It was arguably the last great workers' strike in Scotland, but it ended in bitterness and unemployment for hundreds of people in Dundee.
This week, a quarter-century ago, employees of US-based watchmaking firm Timex began a months-long campaign of action against lay-offs that garnered massive national attention.
Remarkable archive footage shows the demonstrations in all their rage: the huge disruption they caused, the violent clashes with police and the furious condemnation of strike-breakers.
The protests lasted seven months, until the factory near Camperdown Park (up what locals dubbed "Timex Brae") closed for good.
It ceased all operations on August 29, 1993, costing hundreds of jobs.
Over a span of five decades, Timex had become part of the fabric of Dundee, keeping generations of families in work.
At its peak in the 1970s, the firm's predominantly female workforce in the city numbered 7000.
On January 29, 1993, strike action began against more than a hundred job cuts proposed by the factory's relatively new boss, Peter Hall.
Hall had come in with a reputation for turning around ailing businesses.
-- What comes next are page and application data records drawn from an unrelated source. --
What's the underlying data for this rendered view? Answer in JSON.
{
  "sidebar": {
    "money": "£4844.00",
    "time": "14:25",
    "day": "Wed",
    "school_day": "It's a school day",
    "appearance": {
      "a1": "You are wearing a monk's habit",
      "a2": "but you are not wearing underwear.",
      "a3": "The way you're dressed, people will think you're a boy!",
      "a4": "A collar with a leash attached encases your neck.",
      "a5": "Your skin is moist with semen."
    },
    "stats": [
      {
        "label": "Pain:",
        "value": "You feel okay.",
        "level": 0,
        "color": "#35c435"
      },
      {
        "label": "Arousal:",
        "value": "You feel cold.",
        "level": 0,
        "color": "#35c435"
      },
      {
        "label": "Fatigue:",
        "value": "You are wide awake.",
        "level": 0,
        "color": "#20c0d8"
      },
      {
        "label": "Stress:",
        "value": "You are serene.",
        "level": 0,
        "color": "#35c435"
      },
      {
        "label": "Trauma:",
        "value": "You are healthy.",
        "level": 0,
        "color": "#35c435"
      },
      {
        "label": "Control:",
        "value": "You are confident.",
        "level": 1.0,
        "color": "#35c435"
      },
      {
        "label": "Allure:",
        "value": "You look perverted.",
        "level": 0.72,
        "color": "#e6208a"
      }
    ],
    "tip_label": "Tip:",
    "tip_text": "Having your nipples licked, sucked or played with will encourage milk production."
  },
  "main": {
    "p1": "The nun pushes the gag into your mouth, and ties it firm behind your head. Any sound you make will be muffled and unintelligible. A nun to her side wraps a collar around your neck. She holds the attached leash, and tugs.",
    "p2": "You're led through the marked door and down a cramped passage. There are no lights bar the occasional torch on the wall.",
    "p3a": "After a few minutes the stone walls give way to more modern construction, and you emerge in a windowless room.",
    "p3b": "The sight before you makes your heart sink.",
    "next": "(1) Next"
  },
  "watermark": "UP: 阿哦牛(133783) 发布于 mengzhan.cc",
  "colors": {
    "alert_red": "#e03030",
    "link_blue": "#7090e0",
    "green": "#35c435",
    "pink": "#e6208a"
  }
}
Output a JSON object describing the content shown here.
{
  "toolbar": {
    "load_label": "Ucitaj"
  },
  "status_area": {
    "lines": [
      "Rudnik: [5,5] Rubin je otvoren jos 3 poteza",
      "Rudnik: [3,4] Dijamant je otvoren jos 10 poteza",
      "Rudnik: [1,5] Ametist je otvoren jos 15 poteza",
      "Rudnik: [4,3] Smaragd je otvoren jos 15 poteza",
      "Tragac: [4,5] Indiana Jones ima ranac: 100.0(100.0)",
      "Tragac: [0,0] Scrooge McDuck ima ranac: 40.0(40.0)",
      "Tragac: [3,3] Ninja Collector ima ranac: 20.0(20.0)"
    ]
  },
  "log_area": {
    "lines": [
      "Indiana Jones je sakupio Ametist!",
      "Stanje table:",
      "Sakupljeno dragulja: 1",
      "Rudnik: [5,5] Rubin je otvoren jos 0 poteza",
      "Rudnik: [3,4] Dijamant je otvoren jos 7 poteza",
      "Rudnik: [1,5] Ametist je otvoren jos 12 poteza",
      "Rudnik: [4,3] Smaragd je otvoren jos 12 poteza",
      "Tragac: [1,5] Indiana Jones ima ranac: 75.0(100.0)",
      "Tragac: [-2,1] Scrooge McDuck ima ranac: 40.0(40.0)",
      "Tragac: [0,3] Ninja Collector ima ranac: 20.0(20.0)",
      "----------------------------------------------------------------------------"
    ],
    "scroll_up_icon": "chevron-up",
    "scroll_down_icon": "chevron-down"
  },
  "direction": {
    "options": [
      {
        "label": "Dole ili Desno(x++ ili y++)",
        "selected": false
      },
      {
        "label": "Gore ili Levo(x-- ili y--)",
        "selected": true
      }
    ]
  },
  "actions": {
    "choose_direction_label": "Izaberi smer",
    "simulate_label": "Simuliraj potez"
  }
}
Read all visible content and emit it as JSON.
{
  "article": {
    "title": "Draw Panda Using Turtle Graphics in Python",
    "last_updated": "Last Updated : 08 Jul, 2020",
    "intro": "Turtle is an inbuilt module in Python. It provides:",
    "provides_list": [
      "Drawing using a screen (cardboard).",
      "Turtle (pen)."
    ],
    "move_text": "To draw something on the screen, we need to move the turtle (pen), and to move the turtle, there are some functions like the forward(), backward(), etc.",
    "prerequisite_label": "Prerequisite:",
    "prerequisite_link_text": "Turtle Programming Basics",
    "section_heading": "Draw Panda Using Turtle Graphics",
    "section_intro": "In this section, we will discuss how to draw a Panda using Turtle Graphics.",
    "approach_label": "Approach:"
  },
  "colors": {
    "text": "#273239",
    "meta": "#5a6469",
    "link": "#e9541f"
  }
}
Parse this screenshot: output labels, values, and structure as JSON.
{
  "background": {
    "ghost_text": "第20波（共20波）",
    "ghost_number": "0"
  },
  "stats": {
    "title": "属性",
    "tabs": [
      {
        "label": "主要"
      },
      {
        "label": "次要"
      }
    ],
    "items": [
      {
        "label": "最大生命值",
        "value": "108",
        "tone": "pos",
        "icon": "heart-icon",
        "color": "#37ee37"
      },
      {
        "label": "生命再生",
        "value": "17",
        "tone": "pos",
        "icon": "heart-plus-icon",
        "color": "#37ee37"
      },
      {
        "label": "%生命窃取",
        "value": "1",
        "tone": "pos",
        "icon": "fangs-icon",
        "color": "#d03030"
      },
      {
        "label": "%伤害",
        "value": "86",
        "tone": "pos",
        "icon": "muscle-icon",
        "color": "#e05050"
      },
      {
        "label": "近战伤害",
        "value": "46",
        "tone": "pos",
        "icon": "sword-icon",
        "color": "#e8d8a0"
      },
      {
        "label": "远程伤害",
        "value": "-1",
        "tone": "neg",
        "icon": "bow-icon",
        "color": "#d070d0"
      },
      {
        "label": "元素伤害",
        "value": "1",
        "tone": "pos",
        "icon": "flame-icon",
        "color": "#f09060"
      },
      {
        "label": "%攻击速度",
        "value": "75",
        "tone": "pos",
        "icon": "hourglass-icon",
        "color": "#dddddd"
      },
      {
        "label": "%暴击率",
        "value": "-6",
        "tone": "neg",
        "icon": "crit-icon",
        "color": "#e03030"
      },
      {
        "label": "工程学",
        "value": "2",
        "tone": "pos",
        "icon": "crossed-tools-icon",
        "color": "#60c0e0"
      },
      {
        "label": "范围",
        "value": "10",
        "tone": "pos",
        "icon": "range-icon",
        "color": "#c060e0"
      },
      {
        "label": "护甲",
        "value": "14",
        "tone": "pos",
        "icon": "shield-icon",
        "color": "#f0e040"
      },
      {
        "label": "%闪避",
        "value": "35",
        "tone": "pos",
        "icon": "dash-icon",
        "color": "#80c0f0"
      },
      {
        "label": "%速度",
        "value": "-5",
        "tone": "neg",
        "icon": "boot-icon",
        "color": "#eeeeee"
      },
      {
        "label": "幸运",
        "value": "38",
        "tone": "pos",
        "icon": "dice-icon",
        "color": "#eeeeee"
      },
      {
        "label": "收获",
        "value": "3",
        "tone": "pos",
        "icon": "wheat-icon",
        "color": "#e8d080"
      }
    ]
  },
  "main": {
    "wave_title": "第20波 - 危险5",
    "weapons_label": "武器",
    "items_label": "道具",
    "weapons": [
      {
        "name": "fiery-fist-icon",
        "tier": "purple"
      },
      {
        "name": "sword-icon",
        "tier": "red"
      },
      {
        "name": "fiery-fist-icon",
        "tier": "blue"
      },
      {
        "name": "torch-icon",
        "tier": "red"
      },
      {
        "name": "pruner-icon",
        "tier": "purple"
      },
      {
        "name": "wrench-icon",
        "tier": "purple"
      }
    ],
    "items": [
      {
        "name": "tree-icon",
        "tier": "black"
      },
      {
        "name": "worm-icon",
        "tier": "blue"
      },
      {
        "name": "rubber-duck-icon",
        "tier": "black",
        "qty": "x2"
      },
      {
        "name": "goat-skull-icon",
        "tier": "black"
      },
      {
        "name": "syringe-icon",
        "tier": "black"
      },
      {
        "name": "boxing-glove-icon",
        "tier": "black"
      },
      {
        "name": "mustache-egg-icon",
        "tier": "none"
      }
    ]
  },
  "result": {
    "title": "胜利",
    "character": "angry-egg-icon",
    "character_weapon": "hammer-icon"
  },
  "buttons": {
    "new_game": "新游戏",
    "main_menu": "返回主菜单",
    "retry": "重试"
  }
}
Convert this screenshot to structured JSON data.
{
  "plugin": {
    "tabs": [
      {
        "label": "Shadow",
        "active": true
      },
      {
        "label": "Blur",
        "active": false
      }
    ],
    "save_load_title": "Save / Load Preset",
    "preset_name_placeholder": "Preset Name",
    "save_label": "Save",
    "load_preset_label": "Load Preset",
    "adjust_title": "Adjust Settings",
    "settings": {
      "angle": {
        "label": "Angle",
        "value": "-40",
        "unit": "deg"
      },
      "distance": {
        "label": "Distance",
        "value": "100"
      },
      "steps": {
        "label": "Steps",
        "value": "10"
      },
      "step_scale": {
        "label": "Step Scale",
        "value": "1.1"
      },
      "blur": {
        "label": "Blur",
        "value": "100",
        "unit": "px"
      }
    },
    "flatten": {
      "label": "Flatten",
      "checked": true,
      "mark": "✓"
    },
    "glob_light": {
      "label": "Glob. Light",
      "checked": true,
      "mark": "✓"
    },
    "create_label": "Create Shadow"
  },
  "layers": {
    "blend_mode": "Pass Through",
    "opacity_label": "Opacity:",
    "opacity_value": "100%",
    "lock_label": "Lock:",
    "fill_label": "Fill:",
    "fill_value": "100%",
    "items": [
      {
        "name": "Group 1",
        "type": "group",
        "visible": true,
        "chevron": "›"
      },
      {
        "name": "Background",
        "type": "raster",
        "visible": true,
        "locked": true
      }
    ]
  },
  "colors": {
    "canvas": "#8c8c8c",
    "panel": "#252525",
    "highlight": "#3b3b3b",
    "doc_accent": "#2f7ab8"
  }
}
He responded to the strike by sacking every worker who had participated - 343 in total.
He then replaced them with new workers on lower wages.
Ann Low and Ann Crawford were two women who suffered this fate before returning to the picket line.
"It was terrible," says Ms Low. "After we'd made their millions for them they just put us on the scrap heap."
"It was a shock, let's put it that way," Ms Crawford adds.
"We thought we were going to go back to work and negotiate what the union was going to put forward.
"But when we got up to Timex, gates were closed, police were standing there and that us locked out. They didn't let us in again - at all."
'A scab is a scab is a scab... I could never forgive them.'Sacked Timex worker, 1993
As the strikes intensified into a dedicated picket outside the factory, organised by the Amalgamated Engineering and Electrical Union (AEEU), its momentum grew.
It drew the big names of socialist politics and the trade union movement, such as one Tommy Sheridan, eager for the next fight after hugely raising his profile during the poll tax protests.
Cameras caught him being dragged away from the demonstrations by police.
For the former Timex employees who began the strike, the workers who had replaced them became one of the main focal points of their anger.
"A scab is a scab is a scab," said one sacked worker in media reports that year. "I could never forgive them."
As Ms Crawford explains: "How could somebody come in and do a job that you've been on for 24, 25 years? I just hated every single one of them that passed that picket line.
"That's the way I felt - hatred. And I'm not that sort of person."
As the replacement workers were bussed in daily - many of whom said they had spent lengthy periods on the dole and were simply happy to be back in work - they were met by angry crowds.
Police officers were tasked with fending off the furious protesters, who shouted words like "scab" and "scumbag" at those who they felt had taken their jobs.
This stigma, coupled with the growing presence of the nation's media at the protest site, led many of the new workers to cower and hide their faces as the buses rolled in, one even using a newspaper.
Those who were outed spoke of being ostracised from their community - on the street, in the pub - and some of those scars and the grievances held within the community linger to this day.